E. L. Voynich

Thursday, July 08, 2004

Bicycle Pumps

Sturdy bicycle pump. Needs attention. £1.
Box 00030

Jack Berry's Bicycle Factors. All bicycle pumps supplied and serviced. You've tried the rest now try the best. Why not try our clips too? Only 75p the pair.

99a High Road

Harlesden Road sunset



Onion Mbeke

Wednesday, July 07, 2004

whiskey river

Rescue the Dead by David Ignatow



One of the many wonderful snippets in the whiskey river. I like the one from Leonard Cohen too. "Poetry is just the evidence of life. If your life is burning well, poetry is just the ash."



Ossian

Tuesday, July 06, 2004

Breaking News - Exclusive

Plague of flies hits Willesden today




From Willesden High Road all the way to Herald House, a swarm of giant flying ants has descended. We call for emergency ornitholigcal [nice try, Ed. Feargal] entomological teams to be sent to Willesden immediately and for a state of emergency to be declared. One of the creatures was photographed by our brave photographer before he had to run for cover.

Ed.
Via Audioblagger™

Monday, July 05, 2004

Climate change - "Far worse than previously thought"

New picture sparks alarm




Last night we showed you how the sea is freezing off the coast of Alperton. Tonight, after just 24 hours we reveal how it has been tranformed into a coral reef, with lush seaweed swaying in a turquoise lagoon.

Willesden Observatory

Sunday, July 04, 2004

Climate change scare



This satellite photo (taken tonight) appears to show the sea partially frozen off the coast of Alperton.

Willesden Observatory

Friday, July 02, 2004

Roll up, roll up!

See the amazing vested President


It seems our exclusive picture of George Bush in underwear / vest has doubled the traffic to this site. Well if that's what you're here for, step right this way.

Reception Desk
"What're you rebelling against?"

"What've you got?"


Guardian Unlimited Film | News | Marlon Brando dies aged 80

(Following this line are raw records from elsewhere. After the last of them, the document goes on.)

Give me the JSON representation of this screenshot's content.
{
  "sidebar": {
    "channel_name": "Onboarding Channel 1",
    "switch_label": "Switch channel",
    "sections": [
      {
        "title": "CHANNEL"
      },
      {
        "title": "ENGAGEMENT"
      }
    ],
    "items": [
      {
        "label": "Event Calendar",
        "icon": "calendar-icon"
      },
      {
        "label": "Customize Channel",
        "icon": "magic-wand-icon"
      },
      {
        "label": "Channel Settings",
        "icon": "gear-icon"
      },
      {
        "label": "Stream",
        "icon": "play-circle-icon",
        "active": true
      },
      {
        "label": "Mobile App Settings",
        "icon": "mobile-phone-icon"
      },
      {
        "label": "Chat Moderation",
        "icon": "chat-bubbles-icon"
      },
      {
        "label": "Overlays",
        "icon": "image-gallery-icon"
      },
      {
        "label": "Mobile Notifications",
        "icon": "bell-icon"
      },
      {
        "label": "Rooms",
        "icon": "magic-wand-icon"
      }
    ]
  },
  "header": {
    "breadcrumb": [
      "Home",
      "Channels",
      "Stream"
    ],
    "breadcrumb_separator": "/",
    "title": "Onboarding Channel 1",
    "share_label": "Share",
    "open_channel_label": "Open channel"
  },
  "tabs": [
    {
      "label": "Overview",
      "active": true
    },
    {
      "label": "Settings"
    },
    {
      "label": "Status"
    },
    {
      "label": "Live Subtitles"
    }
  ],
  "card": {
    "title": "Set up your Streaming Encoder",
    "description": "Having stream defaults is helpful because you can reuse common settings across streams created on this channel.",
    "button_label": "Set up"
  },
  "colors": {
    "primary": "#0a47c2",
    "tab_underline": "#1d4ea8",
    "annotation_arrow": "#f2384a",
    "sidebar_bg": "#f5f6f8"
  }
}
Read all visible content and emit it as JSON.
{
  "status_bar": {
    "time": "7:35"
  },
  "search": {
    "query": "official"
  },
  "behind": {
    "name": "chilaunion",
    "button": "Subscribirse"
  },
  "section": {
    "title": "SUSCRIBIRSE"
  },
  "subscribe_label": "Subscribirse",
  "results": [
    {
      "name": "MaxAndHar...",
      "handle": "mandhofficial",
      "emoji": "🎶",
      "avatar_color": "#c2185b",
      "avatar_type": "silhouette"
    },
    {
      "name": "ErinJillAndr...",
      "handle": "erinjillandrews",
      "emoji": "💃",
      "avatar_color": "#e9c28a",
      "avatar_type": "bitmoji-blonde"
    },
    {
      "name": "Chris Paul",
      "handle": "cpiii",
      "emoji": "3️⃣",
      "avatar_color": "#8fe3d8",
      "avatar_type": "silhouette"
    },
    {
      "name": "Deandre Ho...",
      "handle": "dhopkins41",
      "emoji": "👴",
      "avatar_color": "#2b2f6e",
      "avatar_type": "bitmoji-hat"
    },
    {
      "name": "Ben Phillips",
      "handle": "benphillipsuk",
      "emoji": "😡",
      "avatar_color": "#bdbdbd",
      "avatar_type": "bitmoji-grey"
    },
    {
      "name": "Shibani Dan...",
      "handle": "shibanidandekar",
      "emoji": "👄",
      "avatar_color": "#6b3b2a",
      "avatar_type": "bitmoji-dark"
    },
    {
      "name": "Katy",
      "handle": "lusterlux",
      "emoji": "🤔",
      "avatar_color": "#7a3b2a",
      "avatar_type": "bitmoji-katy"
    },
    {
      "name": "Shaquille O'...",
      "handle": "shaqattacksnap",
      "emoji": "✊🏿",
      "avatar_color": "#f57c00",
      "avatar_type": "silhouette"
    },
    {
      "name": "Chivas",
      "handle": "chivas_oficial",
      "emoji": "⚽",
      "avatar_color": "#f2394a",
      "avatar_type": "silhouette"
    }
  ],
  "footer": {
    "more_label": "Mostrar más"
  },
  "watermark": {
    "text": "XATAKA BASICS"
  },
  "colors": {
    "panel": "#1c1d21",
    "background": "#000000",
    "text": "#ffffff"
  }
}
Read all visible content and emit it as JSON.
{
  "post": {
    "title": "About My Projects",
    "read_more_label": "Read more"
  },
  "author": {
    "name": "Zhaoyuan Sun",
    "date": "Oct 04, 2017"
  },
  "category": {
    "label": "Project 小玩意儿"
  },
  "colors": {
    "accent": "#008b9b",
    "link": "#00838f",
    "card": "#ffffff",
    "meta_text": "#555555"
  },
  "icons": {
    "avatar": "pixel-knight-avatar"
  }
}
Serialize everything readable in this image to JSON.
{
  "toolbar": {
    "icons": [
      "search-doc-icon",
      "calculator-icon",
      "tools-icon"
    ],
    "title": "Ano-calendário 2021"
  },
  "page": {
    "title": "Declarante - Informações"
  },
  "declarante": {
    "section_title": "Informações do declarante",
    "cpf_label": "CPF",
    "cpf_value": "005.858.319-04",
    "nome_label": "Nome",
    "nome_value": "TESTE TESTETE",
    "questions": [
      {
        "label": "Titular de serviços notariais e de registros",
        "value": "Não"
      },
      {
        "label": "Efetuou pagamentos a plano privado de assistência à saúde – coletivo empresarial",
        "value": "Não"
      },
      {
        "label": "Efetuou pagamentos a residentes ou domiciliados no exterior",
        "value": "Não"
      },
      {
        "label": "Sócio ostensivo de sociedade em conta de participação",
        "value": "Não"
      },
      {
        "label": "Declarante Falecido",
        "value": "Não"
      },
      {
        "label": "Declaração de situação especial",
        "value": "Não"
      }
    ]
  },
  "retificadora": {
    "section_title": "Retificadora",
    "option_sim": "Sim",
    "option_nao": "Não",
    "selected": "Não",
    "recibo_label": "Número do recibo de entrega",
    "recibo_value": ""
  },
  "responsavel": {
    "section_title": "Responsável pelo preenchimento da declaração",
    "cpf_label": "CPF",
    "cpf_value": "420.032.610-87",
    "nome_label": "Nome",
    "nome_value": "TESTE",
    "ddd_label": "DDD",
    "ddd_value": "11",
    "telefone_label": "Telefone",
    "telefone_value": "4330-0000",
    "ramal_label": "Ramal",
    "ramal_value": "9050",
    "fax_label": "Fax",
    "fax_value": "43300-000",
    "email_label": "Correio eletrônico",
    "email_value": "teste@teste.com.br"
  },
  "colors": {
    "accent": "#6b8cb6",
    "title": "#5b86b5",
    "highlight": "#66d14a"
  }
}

"'The only thing an actor owes to his public is not to bore them,' Marlon Brando once said. Throughout his 80 years, Brando could be enraging, enthralling, mysterious and exasperating. But Marlon Brando was never boring."

In a memo to the editor, Herald Proprietor Ed Woodward has called for "a day of international maundering."

Lempik Obit
Pictures from Saturn

NASA - Cassini-Huygens: Close Encounter with Saturn:

"MISSION NEWS:
Fresh Cassini pictures show the majesty of Saturn's rings."

Willesden Space Centre promises even better pictures after its spaceship Zadie-1 reaches Saturn, which is expected to occur when the Moon is in the seventh house and Jupiter aligns with Mars.

Willesden Observatory